With its growing popularity, live-streaming computer games becomes more and more attractive to players who wish to try and earn a living by playing games. The problem is that overnight success stories are extremely rare. Growing an audience and reaching the level where you could conceivably support yourself by streaming on Twitch.tv takes years in most cases. Many of the most popular streamers today started with sub-10 viewer counts, keeping at it for months. Not many people can avoid getting discouraged in that situation. After all, people are used to quick gratification.
For those who don’t have no patience, there’s a way to shoot up the ranks quicker. They can buy viewbotting services, followers, or chat participants to appear more popular than they are, hopefully attracting more legitimate views and gaining fans they wouldn’t have got if they didn’t bot to rise in rankings. While I understand why people would decide to do this, I strongly believe that this is unfair, lazy, and, most importantly, stupid in the extreme, and I abhor stupidity. Apparently, Twitch.tv agrees.
On June 17th, 2016, Twitch Interactive, Inc. filed a suit against several people, operating multiple viewbotting services in multiple countries. The first defendant will be Erik Bouchouev, who is running twitch-buddy.com, twitch-viewerbot.com, twitchviewerbot.net, streambot.com, and black desertbot.com; Justin Johnston, responsible for twitchstarted.com and twitchstarter.tv; Michael and Katherine Anjomi, the owners of upitpromo.com; Pooria Sharaffodin, responsible for babatools.com and stream-viewers.com; Marco Pelagatti of twitchswiss.com; and, Alex Renfrow from streamhomies.com. The complaint was filed for trademark infringement, unfair competition, cybersquatting, computer fraud and abuse, breach of contract, tortious interference with contract, unfair competition, fraud, California comprehensive computer data access and fraud, and accounting fraud, demanding a jury trial.

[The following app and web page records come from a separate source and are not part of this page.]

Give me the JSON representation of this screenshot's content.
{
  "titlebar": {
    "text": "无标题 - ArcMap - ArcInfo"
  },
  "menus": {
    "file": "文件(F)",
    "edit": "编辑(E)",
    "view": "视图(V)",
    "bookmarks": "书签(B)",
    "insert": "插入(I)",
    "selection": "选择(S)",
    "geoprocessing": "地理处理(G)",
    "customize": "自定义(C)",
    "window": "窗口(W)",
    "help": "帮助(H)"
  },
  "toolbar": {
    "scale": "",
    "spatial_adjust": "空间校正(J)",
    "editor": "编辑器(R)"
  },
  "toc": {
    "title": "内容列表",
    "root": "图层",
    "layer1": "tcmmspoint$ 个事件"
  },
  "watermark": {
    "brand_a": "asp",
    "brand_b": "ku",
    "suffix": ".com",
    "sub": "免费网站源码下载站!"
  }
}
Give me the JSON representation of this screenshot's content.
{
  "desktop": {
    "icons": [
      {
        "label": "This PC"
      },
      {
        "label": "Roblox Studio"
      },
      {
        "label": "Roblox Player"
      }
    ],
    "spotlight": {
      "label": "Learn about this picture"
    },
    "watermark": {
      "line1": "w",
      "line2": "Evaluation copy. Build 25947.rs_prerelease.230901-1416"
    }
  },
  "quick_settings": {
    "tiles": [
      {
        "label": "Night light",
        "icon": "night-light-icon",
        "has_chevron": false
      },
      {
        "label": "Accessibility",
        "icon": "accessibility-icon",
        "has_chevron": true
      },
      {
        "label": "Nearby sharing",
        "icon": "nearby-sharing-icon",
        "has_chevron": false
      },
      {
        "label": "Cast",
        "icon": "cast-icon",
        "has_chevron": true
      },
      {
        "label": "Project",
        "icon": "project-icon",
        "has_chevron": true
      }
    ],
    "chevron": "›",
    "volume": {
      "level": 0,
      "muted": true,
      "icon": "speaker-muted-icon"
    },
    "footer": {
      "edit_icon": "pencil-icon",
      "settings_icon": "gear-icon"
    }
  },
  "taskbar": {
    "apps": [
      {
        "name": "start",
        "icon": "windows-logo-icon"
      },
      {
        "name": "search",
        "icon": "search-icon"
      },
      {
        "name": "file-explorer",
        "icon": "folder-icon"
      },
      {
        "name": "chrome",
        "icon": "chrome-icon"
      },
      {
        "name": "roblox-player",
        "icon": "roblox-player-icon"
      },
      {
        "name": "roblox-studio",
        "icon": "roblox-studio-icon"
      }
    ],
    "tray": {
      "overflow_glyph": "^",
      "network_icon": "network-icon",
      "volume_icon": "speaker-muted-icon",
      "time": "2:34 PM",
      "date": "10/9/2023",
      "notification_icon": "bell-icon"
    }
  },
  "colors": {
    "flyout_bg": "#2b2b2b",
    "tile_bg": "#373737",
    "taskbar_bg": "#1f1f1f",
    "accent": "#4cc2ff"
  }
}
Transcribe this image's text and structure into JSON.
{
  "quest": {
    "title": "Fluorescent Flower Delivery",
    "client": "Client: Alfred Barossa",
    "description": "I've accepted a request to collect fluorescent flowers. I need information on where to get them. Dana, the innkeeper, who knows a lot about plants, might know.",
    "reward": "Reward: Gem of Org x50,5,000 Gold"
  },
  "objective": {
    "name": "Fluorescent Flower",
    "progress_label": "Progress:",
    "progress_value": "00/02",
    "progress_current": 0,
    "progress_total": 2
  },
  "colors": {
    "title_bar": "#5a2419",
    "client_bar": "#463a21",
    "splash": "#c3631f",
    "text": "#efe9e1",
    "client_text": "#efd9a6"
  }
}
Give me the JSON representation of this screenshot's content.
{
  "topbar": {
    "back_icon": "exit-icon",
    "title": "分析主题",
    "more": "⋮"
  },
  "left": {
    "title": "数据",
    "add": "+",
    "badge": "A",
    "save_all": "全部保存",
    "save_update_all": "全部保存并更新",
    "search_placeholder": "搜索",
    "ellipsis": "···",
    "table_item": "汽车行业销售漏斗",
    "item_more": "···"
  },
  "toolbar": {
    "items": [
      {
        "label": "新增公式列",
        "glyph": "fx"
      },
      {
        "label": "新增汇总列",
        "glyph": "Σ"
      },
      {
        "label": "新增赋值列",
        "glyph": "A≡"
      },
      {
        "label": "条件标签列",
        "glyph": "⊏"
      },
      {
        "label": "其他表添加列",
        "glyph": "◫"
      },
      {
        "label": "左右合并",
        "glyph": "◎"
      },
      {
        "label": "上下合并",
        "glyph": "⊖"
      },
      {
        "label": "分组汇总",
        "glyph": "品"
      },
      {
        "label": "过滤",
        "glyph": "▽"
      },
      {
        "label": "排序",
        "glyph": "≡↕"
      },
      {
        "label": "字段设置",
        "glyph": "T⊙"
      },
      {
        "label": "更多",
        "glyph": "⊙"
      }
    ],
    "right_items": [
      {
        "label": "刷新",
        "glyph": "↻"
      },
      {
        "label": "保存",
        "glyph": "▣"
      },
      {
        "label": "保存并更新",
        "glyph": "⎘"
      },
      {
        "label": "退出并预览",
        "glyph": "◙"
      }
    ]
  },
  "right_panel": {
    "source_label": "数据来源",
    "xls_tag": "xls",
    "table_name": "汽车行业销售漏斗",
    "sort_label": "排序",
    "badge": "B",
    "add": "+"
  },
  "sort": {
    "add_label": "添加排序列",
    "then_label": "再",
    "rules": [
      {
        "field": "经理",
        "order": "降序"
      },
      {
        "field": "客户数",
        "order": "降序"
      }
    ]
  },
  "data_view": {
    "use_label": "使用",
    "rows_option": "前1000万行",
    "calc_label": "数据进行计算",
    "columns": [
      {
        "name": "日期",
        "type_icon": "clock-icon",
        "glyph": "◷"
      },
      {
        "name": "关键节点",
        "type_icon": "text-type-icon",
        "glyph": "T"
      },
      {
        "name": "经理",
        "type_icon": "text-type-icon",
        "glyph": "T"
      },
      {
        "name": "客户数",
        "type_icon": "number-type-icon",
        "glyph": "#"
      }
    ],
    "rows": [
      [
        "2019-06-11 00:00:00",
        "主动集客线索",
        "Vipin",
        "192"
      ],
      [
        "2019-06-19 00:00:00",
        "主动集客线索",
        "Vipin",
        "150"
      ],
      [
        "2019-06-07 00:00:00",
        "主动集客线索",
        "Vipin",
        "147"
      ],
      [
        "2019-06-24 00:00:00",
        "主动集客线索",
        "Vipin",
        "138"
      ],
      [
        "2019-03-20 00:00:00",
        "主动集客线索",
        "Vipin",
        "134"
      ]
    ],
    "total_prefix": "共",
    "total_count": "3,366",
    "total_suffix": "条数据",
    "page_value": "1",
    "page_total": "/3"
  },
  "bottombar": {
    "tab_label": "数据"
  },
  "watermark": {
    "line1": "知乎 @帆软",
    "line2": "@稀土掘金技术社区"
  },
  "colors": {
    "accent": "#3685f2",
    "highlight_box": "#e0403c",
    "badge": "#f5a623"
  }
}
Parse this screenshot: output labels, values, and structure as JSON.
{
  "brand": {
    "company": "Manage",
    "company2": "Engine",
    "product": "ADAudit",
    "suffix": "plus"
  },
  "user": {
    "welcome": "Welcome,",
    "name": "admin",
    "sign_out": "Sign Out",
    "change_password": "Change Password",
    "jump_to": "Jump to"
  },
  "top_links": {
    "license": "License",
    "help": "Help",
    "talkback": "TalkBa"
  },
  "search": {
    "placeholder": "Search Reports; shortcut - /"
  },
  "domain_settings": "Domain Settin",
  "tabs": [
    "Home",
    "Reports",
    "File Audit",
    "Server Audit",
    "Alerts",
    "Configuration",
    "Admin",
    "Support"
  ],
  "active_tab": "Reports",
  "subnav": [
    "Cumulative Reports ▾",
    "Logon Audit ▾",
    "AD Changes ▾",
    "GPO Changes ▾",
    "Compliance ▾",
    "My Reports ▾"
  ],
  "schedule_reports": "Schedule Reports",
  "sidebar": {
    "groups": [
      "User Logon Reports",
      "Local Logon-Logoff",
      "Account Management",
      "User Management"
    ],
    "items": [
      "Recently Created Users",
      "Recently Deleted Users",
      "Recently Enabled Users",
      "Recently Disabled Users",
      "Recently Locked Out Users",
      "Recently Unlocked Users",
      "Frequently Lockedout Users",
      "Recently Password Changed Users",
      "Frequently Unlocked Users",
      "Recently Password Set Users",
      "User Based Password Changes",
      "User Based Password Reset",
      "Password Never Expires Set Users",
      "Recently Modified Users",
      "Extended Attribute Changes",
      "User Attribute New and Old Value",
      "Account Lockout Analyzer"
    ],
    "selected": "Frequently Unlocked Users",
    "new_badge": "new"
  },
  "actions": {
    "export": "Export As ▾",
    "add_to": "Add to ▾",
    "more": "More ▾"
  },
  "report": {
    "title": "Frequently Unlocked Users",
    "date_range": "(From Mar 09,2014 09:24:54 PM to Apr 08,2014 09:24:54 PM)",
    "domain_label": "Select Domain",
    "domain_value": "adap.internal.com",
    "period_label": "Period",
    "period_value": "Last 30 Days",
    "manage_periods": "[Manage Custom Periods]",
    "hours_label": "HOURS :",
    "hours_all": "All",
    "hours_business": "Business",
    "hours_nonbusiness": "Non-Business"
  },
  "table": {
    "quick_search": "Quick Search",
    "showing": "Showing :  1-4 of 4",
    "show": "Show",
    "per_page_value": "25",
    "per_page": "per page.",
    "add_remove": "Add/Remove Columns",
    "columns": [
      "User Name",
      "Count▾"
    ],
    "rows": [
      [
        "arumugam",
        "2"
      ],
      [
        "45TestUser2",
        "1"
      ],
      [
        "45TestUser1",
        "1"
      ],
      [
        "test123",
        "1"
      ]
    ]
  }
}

Now, I’m not a lawyer, but keeping in mind the revenue Twitch.tv gets, I seriously pity the fools they sued, as they will probably come out of this totally ruined. If I were a starting Twitch streamer, I wouldn’t touch a viewbot with a ten foot pole or stop using it if I did it before. Twitch’s attention is firmly on the problem of viewbotting now. It’s like the Eye of Sauron is on it now. Unless Aragorn and friends come to distract it, so to speak, viewbotters should get smacked quite hard. I can’t wait to watch the resulting fireworks.